FILM REVIEW - HACKSAW RIDGE
Running Length: 139 minutes
Release Date: 27th January 2017
Directed by: Mel Gibson
Cast: Andrew Garfield, Sam Worthington, Luke Bracey, Teresa Palmer
Written by: Andrew Knight, Robert Schenkkan
Cinematography: Simon Duggan
``If Gibson deserves any credit here it's for managing to turn an incredible story into a preposterous one.``
From Jesus Christ to William Wallace, right up to the sock puppet in The Beaver, Mel Gibson loves a story about sacrifice. Top it off with gargantuan levels of suffering and Mel’s your only man.
Just don’t ask him about the Jews.
Hacksaw Ridge is Gibson’s return to prestige movie-making after a prolonged, self-inflicted period in the wilderness (see above). It is essentially a film about the right not to bear arms. How this anti-Second Amendment message fits with the ultraconservative filmmaker’s worldview is hard to say. Perhaps if we look at it as a story about a guy going into battle armed only with his beliefs, his bible and an unswerving faith in The Lord God Almighty, then the appeal for God-fearin’ Gibson is easier to understand.
This is the true story of Desmond Doss (Andrew Garfield), a conscientious objector during World War II. Citing religious beliefs, Doss refused to carry a weapon or take a life, but fought alongside his fellow soldiers in a brutal assault on the Maeda Escarpment in Okinawa. His battalion is ordered to retreat in the aftermath of a fierce Japanese counterattack, but Doss stays behind in the kill zone. Over a number of days, Doss saved the lives of an estimated 75 men without firing a single bullet.
Hacksaw Ridge is a film of two halves. The first half looks at Doss’ formative years, but Gibson has little interest in character-building. This early section is defined by a melodramatic hyper-sentimentality while the director kills time before getting to the gore. Garfield deserves credit for not going full Forrest Gump, and in fairness, he is more impressive here than he’s been in a very long time.
Gibson draws characters with a thick black marker and there is nothing subtle here. After enlisting, Doss ends up in a company of barely sketched-out stereotypes with nicknames where proper fleshed-out identities should be.
The one with the moustache is easy to spot later on because he’s already spent much of the movie walking around in the buff (I’m not making this up) but beyond that I couldn’t pick the rest out of a line up. So when they start getting riddled with bullets and blown limb from limb, it’s very hard to care.
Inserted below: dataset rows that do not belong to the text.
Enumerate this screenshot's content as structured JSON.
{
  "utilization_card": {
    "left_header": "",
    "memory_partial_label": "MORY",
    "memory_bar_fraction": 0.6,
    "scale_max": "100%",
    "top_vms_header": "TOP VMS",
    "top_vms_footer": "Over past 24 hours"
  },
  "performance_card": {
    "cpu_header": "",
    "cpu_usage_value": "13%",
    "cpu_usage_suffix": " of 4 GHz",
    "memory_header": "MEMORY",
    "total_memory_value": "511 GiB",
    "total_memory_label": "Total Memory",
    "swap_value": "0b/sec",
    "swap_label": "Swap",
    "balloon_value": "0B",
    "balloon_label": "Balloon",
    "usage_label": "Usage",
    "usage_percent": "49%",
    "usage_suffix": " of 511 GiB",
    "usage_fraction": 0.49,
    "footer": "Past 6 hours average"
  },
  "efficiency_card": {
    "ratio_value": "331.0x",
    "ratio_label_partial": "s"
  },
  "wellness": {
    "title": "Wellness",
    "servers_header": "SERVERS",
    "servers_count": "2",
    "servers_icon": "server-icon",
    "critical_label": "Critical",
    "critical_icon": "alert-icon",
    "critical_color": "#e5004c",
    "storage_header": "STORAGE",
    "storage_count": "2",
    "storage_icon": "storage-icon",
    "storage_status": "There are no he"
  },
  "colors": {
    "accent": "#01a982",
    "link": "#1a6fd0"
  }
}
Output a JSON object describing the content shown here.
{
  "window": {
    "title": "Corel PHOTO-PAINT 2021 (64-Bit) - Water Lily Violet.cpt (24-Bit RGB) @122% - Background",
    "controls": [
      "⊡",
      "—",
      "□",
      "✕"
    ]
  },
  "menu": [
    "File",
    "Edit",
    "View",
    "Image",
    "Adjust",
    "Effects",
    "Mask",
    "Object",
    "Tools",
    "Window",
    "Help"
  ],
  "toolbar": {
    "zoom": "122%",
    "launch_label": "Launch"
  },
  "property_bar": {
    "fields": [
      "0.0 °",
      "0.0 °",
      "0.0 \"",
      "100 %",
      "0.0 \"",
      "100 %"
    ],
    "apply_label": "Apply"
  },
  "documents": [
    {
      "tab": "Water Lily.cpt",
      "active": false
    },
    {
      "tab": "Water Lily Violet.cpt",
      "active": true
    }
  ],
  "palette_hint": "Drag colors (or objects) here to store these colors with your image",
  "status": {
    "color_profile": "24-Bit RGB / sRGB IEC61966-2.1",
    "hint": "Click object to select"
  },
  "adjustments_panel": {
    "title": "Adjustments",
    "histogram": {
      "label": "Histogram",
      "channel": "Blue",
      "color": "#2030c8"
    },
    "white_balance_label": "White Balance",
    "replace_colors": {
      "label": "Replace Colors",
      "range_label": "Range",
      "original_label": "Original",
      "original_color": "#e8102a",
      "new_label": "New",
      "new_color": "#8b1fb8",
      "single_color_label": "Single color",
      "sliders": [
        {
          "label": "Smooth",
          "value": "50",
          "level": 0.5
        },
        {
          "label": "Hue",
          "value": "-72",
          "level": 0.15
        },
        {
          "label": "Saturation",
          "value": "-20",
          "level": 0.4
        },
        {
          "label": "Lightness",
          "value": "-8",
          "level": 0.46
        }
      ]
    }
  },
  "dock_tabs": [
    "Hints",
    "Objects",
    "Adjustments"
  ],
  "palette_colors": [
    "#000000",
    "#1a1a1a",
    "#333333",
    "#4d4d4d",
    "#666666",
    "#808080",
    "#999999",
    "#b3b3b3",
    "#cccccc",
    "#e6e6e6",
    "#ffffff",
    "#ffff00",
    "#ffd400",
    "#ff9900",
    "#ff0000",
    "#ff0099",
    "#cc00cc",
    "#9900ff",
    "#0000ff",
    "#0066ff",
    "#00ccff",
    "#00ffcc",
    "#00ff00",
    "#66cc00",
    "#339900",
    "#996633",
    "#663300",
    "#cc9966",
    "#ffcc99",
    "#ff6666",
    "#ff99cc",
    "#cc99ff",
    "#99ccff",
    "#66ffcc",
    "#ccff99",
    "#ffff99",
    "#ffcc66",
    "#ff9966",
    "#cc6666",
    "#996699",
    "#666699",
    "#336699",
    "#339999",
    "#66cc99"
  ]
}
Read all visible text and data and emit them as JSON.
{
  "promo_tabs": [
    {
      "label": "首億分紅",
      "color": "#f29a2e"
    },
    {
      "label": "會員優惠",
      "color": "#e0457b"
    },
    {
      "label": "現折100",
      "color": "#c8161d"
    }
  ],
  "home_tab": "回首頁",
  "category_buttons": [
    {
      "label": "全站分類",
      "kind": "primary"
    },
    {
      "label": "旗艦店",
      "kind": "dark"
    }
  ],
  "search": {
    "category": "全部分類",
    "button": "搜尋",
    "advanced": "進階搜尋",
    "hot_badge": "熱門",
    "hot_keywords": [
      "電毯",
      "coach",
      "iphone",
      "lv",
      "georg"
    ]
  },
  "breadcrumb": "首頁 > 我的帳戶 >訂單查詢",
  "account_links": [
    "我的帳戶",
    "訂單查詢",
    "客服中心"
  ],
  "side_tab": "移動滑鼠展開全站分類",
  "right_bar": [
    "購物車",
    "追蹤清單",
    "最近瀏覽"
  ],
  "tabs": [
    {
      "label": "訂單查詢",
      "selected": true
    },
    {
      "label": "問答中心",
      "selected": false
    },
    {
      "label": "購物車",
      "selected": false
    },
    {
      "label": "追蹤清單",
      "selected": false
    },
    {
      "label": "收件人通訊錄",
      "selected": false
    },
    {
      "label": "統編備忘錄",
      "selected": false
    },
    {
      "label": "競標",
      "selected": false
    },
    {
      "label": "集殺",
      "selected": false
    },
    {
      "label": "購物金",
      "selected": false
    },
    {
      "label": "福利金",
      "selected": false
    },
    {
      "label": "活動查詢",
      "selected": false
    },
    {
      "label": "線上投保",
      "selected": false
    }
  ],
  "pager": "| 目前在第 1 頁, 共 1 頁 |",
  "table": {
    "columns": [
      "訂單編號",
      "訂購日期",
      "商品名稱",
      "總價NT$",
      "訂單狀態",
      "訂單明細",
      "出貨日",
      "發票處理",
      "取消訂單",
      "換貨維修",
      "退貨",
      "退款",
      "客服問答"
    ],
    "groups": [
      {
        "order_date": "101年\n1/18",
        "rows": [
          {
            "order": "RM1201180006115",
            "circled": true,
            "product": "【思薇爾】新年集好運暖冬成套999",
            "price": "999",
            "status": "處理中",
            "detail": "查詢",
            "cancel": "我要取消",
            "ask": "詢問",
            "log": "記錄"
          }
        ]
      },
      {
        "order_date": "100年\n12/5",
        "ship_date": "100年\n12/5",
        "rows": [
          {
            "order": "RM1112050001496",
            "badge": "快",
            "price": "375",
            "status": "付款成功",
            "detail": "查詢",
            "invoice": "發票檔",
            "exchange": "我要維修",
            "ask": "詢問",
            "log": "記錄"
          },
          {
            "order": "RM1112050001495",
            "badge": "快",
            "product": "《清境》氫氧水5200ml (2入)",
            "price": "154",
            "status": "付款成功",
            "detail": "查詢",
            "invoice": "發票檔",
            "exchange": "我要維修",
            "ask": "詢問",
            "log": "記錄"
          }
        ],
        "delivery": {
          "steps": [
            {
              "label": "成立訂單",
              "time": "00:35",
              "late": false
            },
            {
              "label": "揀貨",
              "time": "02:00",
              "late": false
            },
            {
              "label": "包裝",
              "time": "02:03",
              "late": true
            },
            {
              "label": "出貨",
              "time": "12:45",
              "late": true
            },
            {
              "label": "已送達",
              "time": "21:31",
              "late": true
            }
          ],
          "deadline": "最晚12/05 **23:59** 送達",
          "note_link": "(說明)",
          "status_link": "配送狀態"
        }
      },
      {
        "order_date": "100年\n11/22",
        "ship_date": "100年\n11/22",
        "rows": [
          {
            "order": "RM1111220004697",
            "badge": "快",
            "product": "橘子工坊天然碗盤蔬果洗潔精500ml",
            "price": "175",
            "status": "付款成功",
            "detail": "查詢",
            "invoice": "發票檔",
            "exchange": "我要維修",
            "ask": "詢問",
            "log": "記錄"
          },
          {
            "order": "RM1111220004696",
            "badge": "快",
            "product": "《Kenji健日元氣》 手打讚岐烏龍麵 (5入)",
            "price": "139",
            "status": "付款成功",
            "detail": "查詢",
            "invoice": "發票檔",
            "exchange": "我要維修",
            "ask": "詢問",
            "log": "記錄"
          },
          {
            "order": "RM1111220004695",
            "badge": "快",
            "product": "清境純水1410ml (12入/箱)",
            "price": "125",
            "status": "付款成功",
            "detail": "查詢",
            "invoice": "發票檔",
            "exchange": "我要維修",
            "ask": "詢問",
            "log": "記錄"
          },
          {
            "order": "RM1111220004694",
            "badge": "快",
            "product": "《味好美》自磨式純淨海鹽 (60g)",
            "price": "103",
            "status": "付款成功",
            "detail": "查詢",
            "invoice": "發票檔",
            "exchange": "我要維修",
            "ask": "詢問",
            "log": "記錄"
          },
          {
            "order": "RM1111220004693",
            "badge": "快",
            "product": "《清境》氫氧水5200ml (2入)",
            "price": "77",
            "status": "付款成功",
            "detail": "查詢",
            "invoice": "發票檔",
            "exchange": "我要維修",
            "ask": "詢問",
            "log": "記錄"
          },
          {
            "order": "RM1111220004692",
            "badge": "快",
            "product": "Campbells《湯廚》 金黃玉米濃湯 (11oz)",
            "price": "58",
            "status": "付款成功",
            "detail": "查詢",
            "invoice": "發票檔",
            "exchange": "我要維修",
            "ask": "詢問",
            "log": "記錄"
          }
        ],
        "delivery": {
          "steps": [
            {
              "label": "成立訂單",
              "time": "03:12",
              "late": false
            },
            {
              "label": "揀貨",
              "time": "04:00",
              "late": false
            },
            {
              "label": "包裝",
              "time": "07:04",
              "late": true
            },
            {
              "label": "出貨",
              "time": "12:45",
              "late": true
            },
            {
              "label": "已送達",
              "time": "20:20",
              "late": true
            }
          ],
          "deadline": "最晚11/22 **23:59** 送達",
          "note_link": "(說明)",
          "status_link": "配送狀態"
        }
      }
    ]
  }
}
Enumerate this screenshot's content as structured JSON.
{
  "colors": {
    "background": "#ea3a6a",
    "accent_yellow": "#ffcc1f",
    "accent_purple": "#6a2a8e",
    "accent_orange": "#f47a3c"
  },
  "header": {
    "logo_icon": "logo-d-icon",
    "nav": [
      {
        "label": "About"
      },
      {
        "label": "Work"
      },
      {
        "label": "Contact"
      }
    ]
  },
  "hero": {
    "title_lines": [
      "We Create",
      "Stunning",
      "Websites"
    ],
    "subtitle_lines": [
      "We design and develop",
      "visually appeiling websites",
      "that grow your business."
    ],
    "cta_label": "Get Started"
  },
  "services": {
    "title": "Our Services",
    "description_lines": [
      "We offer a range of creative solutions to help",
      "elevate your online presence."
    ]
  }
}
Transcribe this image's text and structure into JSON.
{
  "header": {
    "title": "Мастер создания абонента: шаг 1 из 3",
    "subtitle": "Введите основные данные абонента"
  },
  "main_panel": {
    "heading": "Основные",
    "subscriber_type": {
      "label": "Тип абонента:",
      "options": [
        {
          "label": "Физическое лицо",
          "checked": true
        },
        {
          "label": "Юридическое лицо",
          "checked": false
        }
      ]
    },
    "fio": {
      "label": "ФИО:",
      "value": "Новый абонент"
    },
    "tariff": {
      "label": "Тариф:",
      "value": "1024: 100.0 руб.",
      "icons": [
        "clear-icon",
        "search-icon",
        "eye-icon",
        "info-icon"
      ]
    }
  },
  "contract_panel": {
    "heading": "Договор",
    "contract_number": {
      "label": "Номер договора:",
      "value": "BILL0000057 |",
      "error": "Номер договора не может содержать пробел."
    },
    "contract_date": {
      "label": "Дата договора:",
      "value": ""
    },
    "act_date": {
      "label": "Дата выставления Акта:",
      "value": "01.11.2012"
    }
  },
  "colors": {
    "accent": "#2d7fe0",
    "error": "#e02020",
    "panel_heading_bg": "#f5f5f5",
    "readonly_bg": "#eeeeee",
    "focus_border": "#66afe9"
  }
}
Band of Brothers this is not.
Part one closes with a court martial trial that veers into pantomime territory with Hugo Weaving in the role of panto dame. But once Doss heads off to war, Hacksaw Ridge turns into an orchestra of offal. The second half is a symphony of blood, mud and body parts, where no 1950s war movie cliché is left behind (“Don’t mind me Sarge… It’s just a flesh wound”), and when all else fails, Gibson breaks out the slo-mo and swelling strings.
The crowd-heavy battle scenes can appear sporadically impressive (Gibson certainly knows how to deal with extras by the hundred), but if Gibson deserves any credit here it’s for managing to turn an incredible story into a preposterous one.
Everything about Hacksaw Ridge is broad and blunt. One scene that sticks in the memory involves a soldier grabbing the top half of a corpse and using it as a human shield while he runs screaming at the Japanese line with machine gun blazing. It’s a scenario that would have been rightly rejected from Rambo 2 on the grounds of being a bit much, but one after another these ridiculous creative choices destroy any and all credibility. Hacksaw Ridge isn’t so much a war movie as a satire of a war movie. Like Tropic Thunder without the jokes.
For his part in the battle of Okinawa, Doss was awarded the Medal of Honor in 1945. After the War, he led a quiet, humble life and refused many offers to adapt his story for the big screen up to his death in 2006. I somehow doubt that Hacksaw Ridge was what he would have wanted.